- **Task**
Report how many lines of the records below include the word "TestProject". Give nothing but the number.

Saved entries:
■ ■ ■ ■

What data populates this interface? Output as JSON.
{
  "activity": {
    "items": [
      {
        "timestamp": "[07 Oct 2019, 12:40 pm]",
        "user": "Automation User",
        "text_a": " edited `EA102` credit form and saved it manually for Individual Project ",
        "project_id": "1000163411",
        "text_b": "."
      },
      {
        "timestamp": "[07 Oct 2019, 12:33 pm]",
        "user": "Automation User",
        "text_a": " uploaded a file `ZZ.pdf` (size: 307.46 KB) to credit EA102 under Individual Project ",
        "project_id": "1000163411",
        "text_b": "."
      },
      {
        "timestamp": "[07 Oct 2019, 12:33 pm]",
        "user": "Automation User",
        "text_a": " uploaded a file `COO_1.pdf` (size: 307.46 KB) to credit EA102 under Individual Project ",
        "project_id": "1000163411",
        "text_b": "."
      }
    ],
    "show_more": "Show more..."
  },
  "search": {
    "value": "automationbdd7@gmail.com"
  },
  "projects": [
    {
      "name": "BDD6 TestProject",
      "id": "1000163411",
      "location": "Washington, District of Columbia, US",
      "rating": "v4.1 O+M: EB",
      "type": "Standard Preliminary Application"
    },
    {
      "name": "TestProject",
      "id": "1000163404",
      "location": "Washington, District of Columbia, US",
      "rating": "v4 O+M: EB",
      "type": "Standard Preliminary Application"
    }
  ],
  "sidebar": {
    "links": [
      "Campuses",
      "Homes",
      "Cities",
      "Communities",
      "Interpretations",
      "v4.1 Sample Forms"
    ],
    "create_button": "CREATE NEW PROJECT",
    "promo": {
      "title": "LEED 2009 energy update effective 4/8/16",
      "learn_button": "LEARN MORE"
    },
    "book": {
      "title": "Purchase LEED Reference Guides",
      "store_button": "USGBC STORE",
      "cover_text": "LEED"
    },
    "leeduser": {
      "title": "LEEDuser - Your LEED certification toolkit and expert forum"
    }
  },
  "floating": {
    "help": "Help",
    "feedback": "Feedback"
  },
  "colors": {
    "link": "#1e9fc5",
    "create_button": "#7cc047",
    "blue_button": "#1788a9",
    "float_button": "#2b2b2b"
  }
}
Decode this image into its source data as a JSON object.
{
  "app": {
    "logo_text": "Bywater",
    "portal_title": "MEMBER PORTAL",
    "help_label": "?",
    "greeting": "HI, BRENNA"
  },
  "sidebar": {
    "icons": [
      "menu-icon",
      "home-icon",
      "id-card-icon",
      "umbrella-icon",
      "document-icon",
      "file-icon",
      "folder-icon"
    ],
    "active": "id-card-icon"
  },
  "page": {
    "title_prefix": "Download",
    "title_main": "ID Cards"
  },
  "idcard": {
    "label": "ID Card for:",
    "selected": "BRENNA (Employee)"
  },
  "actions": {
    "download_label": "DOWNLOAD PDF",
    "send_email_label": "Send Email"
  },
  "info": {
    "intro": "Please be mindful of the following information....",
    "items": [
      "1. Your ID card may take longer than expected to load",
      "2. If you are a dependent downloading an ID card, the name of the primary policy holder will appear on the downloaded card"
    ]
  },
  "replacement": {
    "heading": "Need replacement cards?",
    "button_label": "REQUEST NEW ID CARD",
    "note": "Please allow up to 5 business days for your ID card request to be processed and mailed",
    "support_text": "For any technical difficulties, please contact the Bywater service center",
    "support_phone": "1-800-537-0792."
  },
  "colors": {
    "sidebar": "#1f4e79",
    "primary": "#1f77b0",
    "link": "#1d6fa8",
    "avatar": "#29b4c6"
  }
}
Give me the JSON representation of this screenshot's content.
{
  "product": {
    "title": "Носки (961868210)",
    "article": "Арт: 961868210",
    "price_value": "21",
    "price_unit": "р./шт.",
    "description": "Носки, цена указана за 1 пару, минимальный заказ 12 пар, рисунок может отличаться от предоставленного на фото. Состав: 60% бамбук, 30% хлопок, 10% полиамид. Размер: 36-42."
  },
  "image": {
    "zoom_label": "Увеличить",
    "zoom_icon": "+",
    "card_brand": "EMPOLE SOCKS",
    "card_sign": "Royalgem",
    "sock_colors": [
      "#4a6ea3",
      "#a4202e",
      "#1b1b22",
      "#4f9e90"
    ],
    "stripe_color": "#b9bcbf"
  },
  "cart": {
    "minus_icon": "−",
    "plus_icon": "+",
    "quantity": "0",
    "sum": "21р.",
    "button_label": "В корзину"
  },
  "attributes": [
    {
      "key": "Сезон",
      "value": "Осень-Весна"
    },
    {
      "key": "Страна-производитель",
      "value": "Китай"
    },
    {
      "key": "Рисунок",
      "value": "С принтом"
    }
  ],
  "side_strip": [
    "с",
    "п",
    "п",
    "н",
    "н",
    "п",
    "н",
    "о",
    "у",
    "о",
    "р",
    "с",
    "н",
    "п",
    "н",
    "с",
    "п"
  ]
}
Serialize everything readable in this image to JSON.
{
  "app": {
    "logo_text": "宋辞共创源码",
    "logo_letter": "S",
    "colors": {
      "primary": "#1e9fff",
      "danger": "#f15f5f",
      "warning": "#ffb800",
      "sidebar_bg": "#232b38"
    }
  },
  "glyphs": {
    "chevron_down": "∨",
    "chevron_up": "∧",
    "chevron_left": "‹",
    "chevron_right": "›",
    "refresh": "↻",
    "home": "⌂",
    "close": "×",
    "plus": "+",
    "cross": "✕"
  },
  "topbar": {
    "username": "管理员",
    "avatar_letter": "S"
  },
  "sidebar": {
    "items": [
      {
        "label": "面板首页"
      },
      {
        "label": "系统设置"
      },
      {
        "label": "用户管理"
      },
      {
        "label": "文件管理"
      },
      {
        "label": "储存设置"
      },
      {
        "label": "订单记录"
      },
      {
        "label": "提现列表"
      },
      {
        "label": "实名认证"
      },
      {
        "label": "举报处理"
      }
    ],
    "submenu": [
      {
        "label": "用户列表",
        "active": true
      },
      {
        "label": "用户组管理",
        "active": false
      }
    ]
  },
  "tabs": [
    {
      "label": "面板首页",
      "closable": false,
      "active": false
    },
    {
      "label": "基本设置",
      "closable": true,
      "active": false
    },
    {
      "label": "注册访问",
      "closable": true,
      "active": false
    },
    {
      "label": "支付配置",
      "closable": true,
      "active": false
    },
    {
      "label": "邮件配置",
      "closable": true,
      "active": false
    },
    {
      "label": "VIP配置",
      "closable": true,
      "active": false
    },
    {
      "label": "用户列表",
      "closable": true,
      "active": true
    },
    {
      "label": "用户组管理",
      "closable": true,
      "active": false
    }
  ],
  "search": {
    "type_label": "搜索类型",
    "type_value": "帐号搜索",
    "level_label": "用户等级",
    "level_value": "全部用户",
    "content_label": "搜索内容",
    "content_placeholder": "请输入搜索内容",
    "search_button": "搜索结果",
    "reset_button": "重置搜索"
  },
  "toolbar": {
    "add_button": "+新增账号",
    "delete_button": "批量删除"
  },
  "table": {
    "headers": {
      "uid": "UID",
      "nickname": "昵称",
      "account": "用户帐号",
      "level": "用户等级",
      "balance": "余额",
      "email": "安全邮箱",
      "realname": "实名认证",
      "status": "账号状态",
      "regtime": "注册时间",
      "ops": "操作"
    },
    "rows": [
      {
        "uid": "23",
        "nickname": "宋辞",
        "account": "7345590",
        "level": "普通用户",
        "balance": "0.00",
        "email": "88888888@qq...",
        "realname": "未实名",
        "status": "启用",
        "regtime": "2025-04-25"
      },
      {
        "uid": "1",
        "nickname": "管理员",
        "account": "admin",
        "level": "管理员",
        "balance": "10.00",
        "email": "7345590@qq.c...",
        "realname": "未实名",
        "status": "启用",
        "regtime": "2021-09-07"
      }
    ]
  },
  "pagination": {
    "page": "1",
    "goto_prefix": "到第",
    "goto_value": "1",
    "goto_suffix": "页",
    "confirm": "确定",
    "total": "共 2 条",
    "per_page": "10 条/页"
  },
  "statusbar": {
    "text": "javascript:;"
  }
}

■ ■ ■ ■

- **Answer area**
2